### Assigned task
Your output must match the records exactly, line for line.

=== Section Start ===

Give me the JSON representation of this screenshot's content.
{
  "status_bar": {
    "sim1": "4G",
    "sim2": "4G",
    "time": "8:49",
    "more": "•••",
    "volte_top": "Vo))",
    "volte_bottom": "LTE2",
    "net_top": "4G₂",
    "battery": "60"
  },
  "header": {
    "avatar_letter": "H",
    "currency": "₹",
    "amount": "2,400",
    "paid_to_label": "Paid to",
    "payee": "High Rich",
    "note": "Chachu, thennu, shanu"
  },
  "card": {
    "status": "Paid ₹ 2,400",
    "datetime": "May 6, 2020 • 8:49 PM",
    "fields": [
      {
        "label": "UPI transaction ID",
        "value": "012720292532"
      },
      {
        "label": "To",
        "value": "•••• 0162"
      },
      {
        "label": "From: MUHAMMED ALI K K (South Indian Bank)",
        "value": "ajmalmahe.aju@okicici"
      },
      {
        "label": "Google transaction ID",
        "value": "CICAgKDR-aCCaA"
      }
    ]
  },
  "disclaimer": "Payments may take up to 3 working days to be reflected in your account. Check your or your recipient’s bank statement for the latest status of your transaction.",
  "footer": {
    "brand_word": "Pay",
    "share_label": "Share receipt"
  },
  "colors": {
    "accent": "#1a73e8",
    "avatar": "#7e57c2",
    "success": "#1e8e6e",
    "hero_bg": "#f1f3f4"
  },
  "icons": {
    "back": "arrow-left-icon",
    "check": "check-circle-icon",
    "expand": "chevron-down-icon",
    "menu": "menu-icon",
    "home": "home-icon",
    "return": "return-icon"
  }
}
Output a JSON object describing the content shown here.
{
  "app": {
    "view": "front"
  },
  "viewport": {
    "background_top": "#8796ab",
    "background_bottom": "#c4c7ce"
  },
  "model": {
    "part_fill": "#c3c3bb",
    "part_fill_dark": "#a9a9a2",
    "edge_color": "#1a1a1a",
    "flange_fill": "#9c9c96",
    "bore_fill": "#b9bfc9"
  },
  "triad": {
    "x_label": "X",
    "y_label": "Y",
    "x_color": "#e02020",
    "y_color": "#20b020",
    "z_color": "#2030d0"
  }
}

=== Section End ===

### Reply to the exercise
Give me the JSON representation of this screenshot's content.
{
  "status_bar": {
    "sim1": "4G",
    "sim2": "4G",
    "time": "8:49",
    "more": "•••",
    "volte_top": "Vo))",
    "volte_bottom": "LTE2",
    "net_top": "4G₂",
    "battery": "60"
  },
  "header": {
    "avatar_letter": "H",
    "currency": "₹",
    "amount": "2,400",
    "paid_to_label": "Paid to",
    "payee": "High Rich",
    "note": "Chachu, thennu, shanu"
  },
  "card": {
    "status": "Paid ₹ 2,400",
    "datetime": "May 6, 2020 • 8:49 PM",
    "fields": [
      {
        "label": "UPI transaction ID",
        "value": "012720292532"
      },
      {
        "label": "To",
        "value": "•••• 0162"
      },
      {
        "label": "From: MUHAMMED ALI K K (South Indian Bank)",
        "value": "ajmalmahe.aju@okicici"
      },
      {
        "label": "Google transaction ID",
        "value": "CICAgKDR-aCCaA"
      }
    ]
  },
  "disclaimer": "Payments may take up to 3 working days to be reflected in your account. Check your or your recipient’s bank statement for the latest status of your transaction.",
  "footer": {
    "brand_word": "Pay",
    "share_label": "Share receipt"
  },
  "colors": {
    "accent": "#1a73e8",
    "avatar": "#7e57c2",
    "success": "#1e8e6e",
    "hero_bg": "#f1f3f4"
  },
  "icons": {
    "back": "arrow-left-icon",
    "check": "check-circle-icon",
    "expand": "chevron-down-icon",
    "menu": "menu-icon",
    "home": "home-icon",
    "return": "return-icon"
  }
}
Output a JSON object describing the content shown here.
{
  "app": {
    "view": "front"
  },
  "viewport": {
    "background_top": "#8796ab",
    "background_bottom": "#c4c7ce"
  },
  "model": {
    "part_fill": "#c3c3bb",
    "part_fill_dark": "#a9a9a2",
    "edge_color": "#1a1a1a",
    "flange_fill": "#9c9c96",
    "bore_fill": "#b9bfc9"
  },
  "triad": {
    "x_label": "X",
    "y_label": "Y",
    "x_color": "#e02020",
    "y_color": "#20b020",
    "z_color": "#2030d0"
  }
}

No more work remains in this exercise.